* _Task directions_:
Where an entry contains an image, skip the image and print the rest exactly.

────────────────────

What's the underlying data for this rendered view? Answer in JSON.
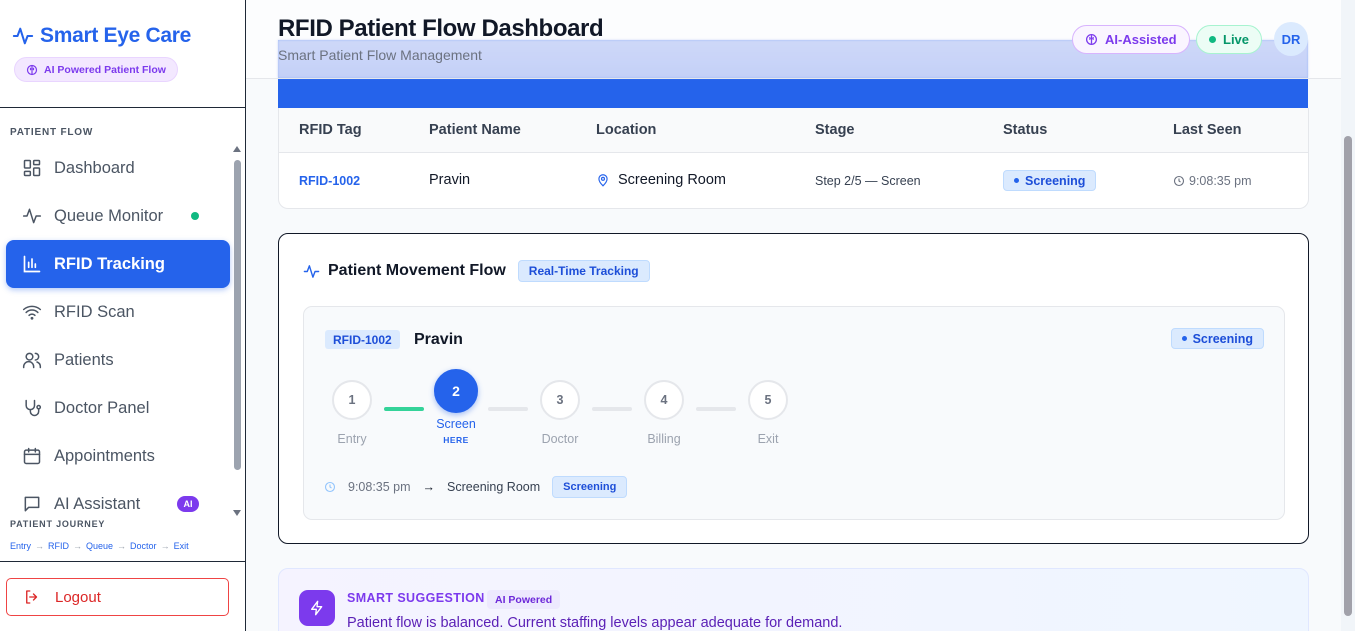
{
  "brand": {
    "title": "Smart Eye Care",
    "pill": "AI Powered Patient Flow"
  },
  "sidebar": {
    "section_label": "PATIENT FLOW",
    "items": [
      {
        "label": "Dashboard",
        "icon": "dashboard-icon"
      },
      {
        "label": "Queue Monitor",
        "icon": "activity-icon"
      },
      {
        "label": "RFID Tracking",
        "icon": "bar-chart-icon"
      },
      {
        "label": "RFID Scan",
        "icon": "wifi-icon"
      },
      {
        "label": "Patients",
        "icon": "users-icon"
      },
      {
        "label": "Doctor Panel",
        "icon": "stethoscope-icon"
      },
      {
        "label": "Appointments",
        "icon": "calendar-icon"
      },
      {
        "label": "AI Assistant",
        "icon": "message-icon",
        "badge": "AI"
      }
    ],
    "journey_label": "PATIENT JOURNEY",
    "journey": [
      "Entry",
      "RFID",
      "Queue",
      "Doctor",
      "Exit"
    ],
    "journey_sep": "→",
    "logout": "Logout"
  },
  "header": {
    "title": "RFID Patient Flow Dashboard",
    "subtitle": "Smart Patient Flow Management",
    "ai_pill": "AI-Assisted",
    "live_pill": "Live",
    "avatar": "DR"
  },
  "table": {
    "columns": [
      "RFID Tag",
      "Patient Name",
      "Location",
      "Stage",
      "Status",
      "Last Seen"
    ],
    "row": {
      "rfid": "RFID-1002",
      "name": "Pravin",
      "location": "Screening Room",
      "stage": "Step 2/5 — Screen",
      "status": "Screening",
      "last_seen": "9:08:35 pm"
    }
  },
  "movement": {
    "title": "Patient Movement Flow",
    "badge": "Real-Time Tracking",
    "tag": "RFID-1002",
    "name": "Pravin",
    "status": "Screening",
    "steps": [
      {
        "num": "1",
        "label": "Entry"
      },
      {
        "num": "2",
        "label": "Screen",
        "here": "HERE"
      },
      {
        "num": "3",
        "label": "Doctor"
      },
      {
        "num": "4",
        "label": "Billing"
      },
      {
        "num": "5",
        "label": "Exit"
      }
    ],
    "current_step": 2,
    "log": {
      "time": "9:08:35 pm",
      "arrow": "→",
      "location": "Screening Room",
      "status": "Screening"
    }
  },
  "suggestion": {
    "title": "SMART SUGGESTION",
    "badge": "AI Powered",
    "text": "Patient flow is balanced. Current staffing levels appear adequate for demand."
  },
  "colors": {
    "primary": "#2563eb",
    "purple": "#7c3aed",
    "green": "#10b981",
    "danger": "#dc2626"
  }
}
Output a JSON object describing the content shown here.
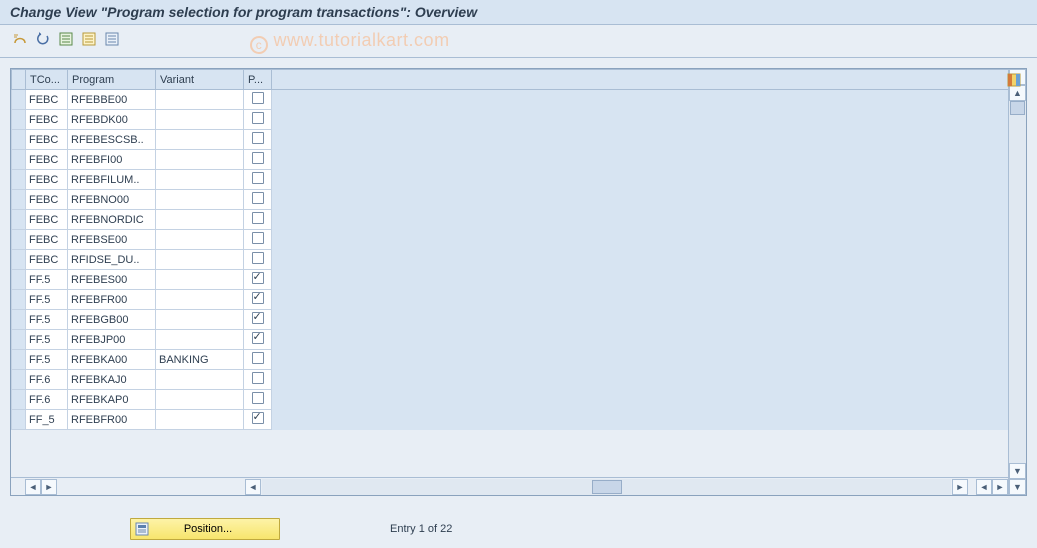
{
  "title": "Change View \"Program selection for program transactions\": Overview",
  "watermark": "www.tutorialkart.com",
  "columns": {
    "tcode": "TCo...",
    "program": "Program",
    "variant": "Variant",
    "p": "P..."
  },
  "rows": [
    {
      "tcode": "FEBC",
      "program": "RFEBBE00",
      "variant": "",
      "checked": false
    },
    {
      "tcode": "FEBC",
      "program": "RFEBDK00",
      "variant": "",
      "checked": false
    },
    {
      "tcode": "FEBC",
      "program": "RFEBESCSB..",
      "variant": "",
      "checked": false
    },
    {
      "tcode": "FEBC",
      "program": "RFEBFI00",
      "variant": "",
      "checked": false
    },
    {
      "tcode": "FEBC",
      "program": "RFEBFILUM..",
      "variant": "",
      "checked": false
    },
    {
      "tcode": "FEBC",
      "program": "RFEBNO00",
      "variant": "",
      "checked": false
    },
    {
      "tcode": "FEBC",
      "program": "RFEBNORDIC",
      "variant": "",
      "checked": false
    },
    {
      "tcode": "FEBC",
      "program": "RFEBSE00",
      "variant": "",
      "checked": false
    },
    {
      "tcode": "FEBC",
      "program": "RFIDSE_DU..",
      "variant": "",
      "checked": false
    },
    {
      "tcode": "FF.5",
      "program": "RFEBES00",
      "variant": "",
      "checked": true
    },
    {
      "tcode": "FF.5",
      "program": "RFEBFR00",
      "variant": "",
      "checked": true
    },
    {
      "tcode": "FF.5",
      "program": "RFEBGB00",
      "variant": "",
      "checked": true
    },
    {
      "tcode": "FF.5",
      "program": "RFEBJP00",
      "variant": "",
      "checked": true
    },
    {
      "tcode": "FF.5",
      "program": "RFEBKA00",
      "variant": "BANKING",
      "checked": false
    },
    {
      "tcode": "FF.6",
      "program": "RFEBKAJ0",
      "variant": "",
      "checked": false
    },
    {
      "tcode": "FF.6",
      "program": "RFEBKAP0",
      "variant": "",
      "checked": false
    },
    {
      "tcode": "FF_5",
      "program": "RFEBFR00",
      "variant": "",
      "checked": true
    }
  ],
  "footer": {
    "position_label": "Position...",
    "entry_text": "Entry 1 of 22"
  }
}
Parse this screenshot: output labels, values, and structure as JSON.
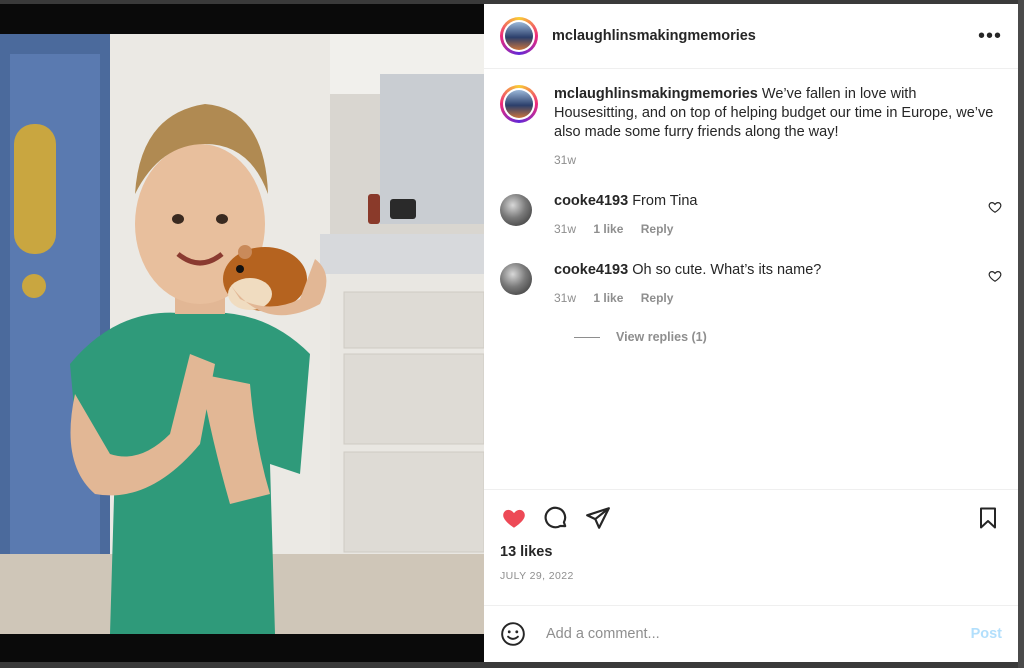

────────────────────

* _Answer space_:
What's the underlying data for this rendered view? Answer in JSON.
{
  "brand": {
    "title": "Smart Eye Care",
    "pill": "AI Powered Patient Flow"
  },
  "sidebar": {
    "section_label": "PATIENT FLOW",
    "items": [
      {
        "label": "Dashboard",
        "icon": "dashboard-icon"
      },
      {
        "label": "Queue Monitor",
        "icon": "activity-icon"
      },
      {
        "label": "RFID Tracking",
        "icon": "bar-chart-icon"
      },
      {
        "label": "RFID Scan",
        "icon": "wifi-icon"
      },
      {
        "label": "Patients",
        "icon": "users-icon"
      },
      {
        "label": "Doctor Panel",
        "icon": "stethoscope-icon"
      },
      {
        "label": "Appointments",
        "icon": "calendar-icon"
      },
      {
        "label": "AI Assistant",
        "icon": "message-icon",
        "badge": "AI"
      }
    ],
    "journey_label": "PATIENT JOURNEY",
    "journey": [
      "Entry",
      "RFID",
      "Queue",
      "Doctor",
      "Exit"
    ],
    "journey_sep": "→",
    "logout": "Logout"
  },
  "header": {
    "title": "RFID Patient Flow Dashboard",
    "subtitle": "Smart Patient Flow Management",
    "ai_pill": "AI-Assisted",
    "live_pill": "Live",
    "avatar": "DR"
  },
  "table": {
    "columns": [
      "RFID Tag",
      "Patient Name",
      "Location",
      "Stage",
      "Status",
      "Last Seen"
    ],
    "row": {
      "rfid": "RFID-1002",
      "name": "Pravin",
      "location": "Screening Room",
      "stage": "Step 2/5 — Screen",
      "status": "Screening",
      "last_seen": "9:08:35 pm"
    }
  },
  "movement": {
    "title": "Patient Movement Flow",
    "badge": "Real-Time Tracking",
    "tag": "RFID-1002",
    "name": "Pravin",
    "status": "Screening",
    "steps": [
      {
        "num": "1",
        "label": "Entry"
      },
      {
        "num": "2",
        "label": "Screen",
        "here": "HERE"
      },
      {
        "num": "3",
        "label": "Doctor"
      },
      {
        "num": "4",
        "label": "Billing"
      },
      {
        "num": "5",
        "label": "Exit"
      }
    ],
    "current_step": 2,
    "log": {
      "time": "9:08:35 pm",
      "arrow": "→",
      "location": "Screening Room",
      "status": "Screening"
    }
  },
  "suggestion": {
    "title": "SMART SUGGESTION",
    "badge": "AI Powered",
    "text": "Patient flow is balanced. Current staffing levels appear adequate for demand."
  },
  "colors": {
    "primary": "#2563eb",
    "purple": "#7c3aed",
    "green": "#10b981",
    "danger": "#dc2626"
  }
}
Output a JSON object describing the content shown here.
{
  "title": "Change View \"Program selection for program transactions\": Overview",
  "watermark": "www.tutorialkart.com",
  "columns": {
    "tcode": "TCo...",
    "program": "Program",
    "variant": "Variant",
    "p": "P..."
  },
  "rows": [
    {
      "tcode": "FEBC",
      "program": "RFEBBE00",
      "variant": "",
      "checked": false
    },
    {
      "tcode": "FEBC",
      "program": "RFEBDK00",
      "variant": "",
      "checked": false
    },
    {
      "tcode": "FEBC",
      "program": "RFEBESCSB..",
      "variant": "",
      "checked": false
    },
    {
      "tcode": "FEBC",
      "program": "RFEBFI00",
      "variant": "",
      "checked": false
    },
    {
      "tcode": "FEBC",
      "program": "RFEBFILUM..",
      "variant": "",
      "checked": false
    },
    {
      "tcode": "FEBC",
      "program": "RFEBNO00",
      "variant": "",
      "checked": false
    },
    {
      "tcode": "FEBC",
      "program": "RFEBNORDIC",
      "variant": "",
      "checked": false
    },
    {
      "tcode": "FEBC",
      "program": "RFEBSE00",
      "variant": "",
      "checked": false
    },
    {
      "tcode": "FEBC",
      "program": "RFIDSE_DU..",
      "variant": "",
      "checked": false
    },
    {
      "tcode": "FF.5",
      "program": "RFEBES00",
      "variant": "",
      "checked": true
    },
    {
      "tcode": "FF.5",
      "program": "RFEBFR00",
      "variant": "",
      "checked": true
    },
    {
      "tcode": "FF.5",
      "program": "RFEBGB00",
      "variant": "",
      "checked": true
    },
    {
      "tcode": "FF.5",
      "program": "RFEBJP00",
      "variant": "",
      "checked": true
    },
    {
      "tcode": "FF.5",
      "program": "RFEBKA00",
      "variant": "BANKING",
      "checked": false
    },
    {
      "tcode": "FF.6",
      "program": "RFEBKAJ0",
      "variant": "",
      "checked": false
    },
    {
      "tcode": "FF.6",
      "program": "RFEBKAP0",
      "variant": "",
      "checked": false
    },
    {
      "tcode": "FF_5",
      "program": "RFEBFR00",
      "variant": "",
      "checked": true
    }
  ],
  "footer": {
    "position_label": "Position...",
    "entry_text": "Entry 1 of 22"
  }
}
Parse this screenshot: output labels, values, and structure as JSON.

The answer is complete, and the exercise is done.